*** Opening DATASET EXTRACT ***

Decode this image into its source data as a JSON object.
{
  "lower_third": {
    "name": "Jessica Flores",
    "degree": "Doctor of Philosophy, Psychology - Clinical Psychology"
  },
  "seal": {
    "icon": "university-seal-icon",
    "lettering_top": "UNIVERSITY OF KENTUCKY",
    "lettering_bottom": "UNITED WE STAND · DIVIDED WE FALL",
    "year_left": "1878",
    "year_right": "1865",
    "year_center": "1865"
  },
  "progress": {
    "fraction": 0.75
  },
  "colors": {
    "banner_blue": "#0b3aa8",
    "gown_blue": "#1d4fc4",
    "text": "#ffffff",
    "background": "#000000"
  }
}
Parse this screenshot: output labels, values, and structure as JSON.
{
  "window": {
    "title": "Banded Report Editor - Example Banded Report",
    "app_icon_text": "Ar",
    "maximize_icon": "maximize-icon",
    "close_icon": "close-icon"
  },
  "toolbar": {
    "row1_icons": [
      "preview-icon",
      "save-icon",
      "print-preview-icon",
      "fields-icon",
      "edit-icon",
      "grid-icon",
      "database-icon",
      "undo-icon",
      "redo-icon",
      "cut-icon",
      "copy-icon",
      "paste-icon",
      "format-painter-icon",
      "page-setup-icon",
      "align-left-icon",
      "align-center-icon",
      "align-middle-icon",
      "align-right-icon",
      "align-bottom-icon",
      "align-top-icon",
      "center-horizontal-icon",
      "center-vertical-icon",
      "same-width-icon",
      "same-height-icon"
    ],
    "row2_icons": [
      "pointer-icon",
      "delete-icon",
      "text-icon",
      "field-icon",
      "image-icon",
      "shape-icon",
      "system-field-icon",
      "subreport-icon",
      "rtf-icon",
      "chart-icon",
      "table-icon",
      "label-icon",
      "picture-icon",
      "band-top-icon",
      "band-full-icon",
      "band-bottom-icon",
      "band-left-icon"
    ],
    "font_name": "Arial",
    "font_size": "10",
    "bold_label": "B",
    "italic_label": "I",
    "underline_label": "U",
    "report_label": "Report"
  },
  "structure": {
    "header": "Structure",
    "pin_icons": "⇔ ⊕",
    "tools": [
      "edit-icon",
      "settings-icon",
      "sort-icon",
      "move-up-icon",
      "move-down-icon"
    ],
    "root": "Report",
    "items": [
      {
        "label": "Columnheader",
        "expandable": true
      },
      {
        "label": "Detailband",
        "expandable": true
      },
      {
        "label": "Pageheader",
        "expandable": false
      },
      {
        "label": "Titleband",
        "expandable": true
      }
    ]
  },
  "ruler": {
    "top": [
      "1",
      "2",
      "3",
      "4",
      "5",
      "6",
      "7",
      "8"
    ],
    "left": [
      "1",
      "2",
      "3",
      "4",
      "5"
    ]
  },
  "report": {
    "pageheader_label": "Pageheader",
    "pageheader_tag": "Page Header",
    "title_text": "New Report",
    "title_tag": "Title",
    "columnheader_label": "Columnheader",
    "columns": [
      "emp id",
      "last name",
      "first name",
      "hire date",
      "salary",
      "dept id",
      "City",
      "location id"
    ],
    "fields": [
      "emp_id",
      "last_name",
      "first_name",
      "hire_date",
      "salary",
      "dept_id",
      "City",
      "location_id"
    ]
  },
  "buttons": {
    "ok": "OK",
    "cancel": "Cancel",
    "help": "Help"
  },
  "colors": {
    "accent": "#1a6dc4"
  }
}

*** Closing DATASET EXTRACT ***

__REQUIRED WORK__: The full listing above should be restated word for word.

__OUTPUT FOR THIS EXERCISE__:
Decode this image into its source data as a JSON object.
{
  "lower_third": {
    "name": "Jessica Flores",
    "degree": "Doctor of Philosophy, Psychology - Clinical Psychology"
  },
  "seal": {
    "icon": "university-seal-icon",
    "lettering_top": "UNIVERSITY OF KENTUCKY",
    "lettering_bottom": "UNITED WE STAND · DIVIDED WE FALL",
    "year_left": "1878",
    "year_right": "1865",
    "year_center": "1865"
  },
  "progress": {
    "fraction": 0.75
  },
  "colors": {
    "banner_blue": "#0b3aa8",
    "gown_blue": "#1d4fc4",
    "text": "#ffffff",
    "background": "#000000"
  }
}
Parse this screenshot: output labels, values, and structure as JSON.
{
  "window": {
    "title": "Banded Report Editor - Example Banded Report",
    "app_icon_text": "Ar",
    "maximize_icon": "maximize-icon",
    "close_icon": "close-icon"
  },
  "toolbar": {
    "row1_icons": [
      "preview-icon",
      "save-icon",
      "print-preview-icon",
      "fields-icon",
      "edit-icon",
      "grid-icon",
      "database-icon",
      "undo-icon",
      "redo-icon",
      "cut-icon",
      "copy-icon",
      "paste-icon",
      "format-painter-icon",
      "page-setup-icon",
      "align-left-icon",
      "align-center-icon",
      "align-middle-icon",
      "align-right-icon",
      "align-bottom-icon",
      "align-top-icon",
      "center-horizontal-icon",
      "center-vertical-icon",
      "same-width-icon",
      "same-height-icon"
    ],
    "row2_icons": [
      "pointer-icon",
      "delete-icon",
      "text-icon",
      "field-icon",
      "image-icon",
      "shape-icon",
      "system-field-icon",
      "subreport-icon",
      "rtf-icon",
      "chart-icon",
      "table-icon",
      "label-icon",
      "picture-icon",
      "band-top-icon",
      "band-full-icon",
      "band-bottom-icon",
      "band-left-icon"
    ],
    "font_name": "Arial",
    "font_size": "10",
    "bold_label": "B",
    "italic_label": "I",
    "underline_label": "U",
    "report_label": "Report"
  },
  "structure": {
    "header": "Structure",
    "pin_icons": "⇔ ⊕",
    "tools": [
      "edit-icon",
      "settings-icon",
      "sort-icon",
      "move-up-icon",
      "move-down-icon"
    ],
    "root": "Report",
    "items": [
      {
        "label": "Columnheader",
        "expandable": true
      },
      {
        "label": "Detailband",
        "expandable": true
      },
      {
        "label": "Pageheader",
        "expandable": false
      },
      {
        "label": "Titleband",
        "expandable": true
      }
    ]
  },
  "ruler": {
    "top": [
      "1",
      "2",
      "3",
      "4",
      "5",
      "6",
      "7",
      "8"
    ],
    "left": [
      "1",
      "2",
      "3",
      "4",
      "5"
    ]
  },
  "report": {
    "pageheader_label": "Pageheader",
    "pageheader_tag": "Page Header",
    "title_text": "New Report",
    "title_tag": "Title",
    "columnheader_label": "Columnheader",
    "columns": [
      "emp id",
      "last name",
      "first name",
      "hire date",
      "salary",
      "dept id",
      "City",
      "location id"
    ],
    "fields": [
      "emp_id",
      "last_name",
      "first_name",
      "hire_date",
      "salary",
      "dept_id",
      "City",
      "location_id"
    ]
  },
  "buttons": {
    "ok": "OK",
    "cancel": "Cancel",
    "help": "Help"
  },
  "colors": {
    "accent": "#1a6dc4"
  }
}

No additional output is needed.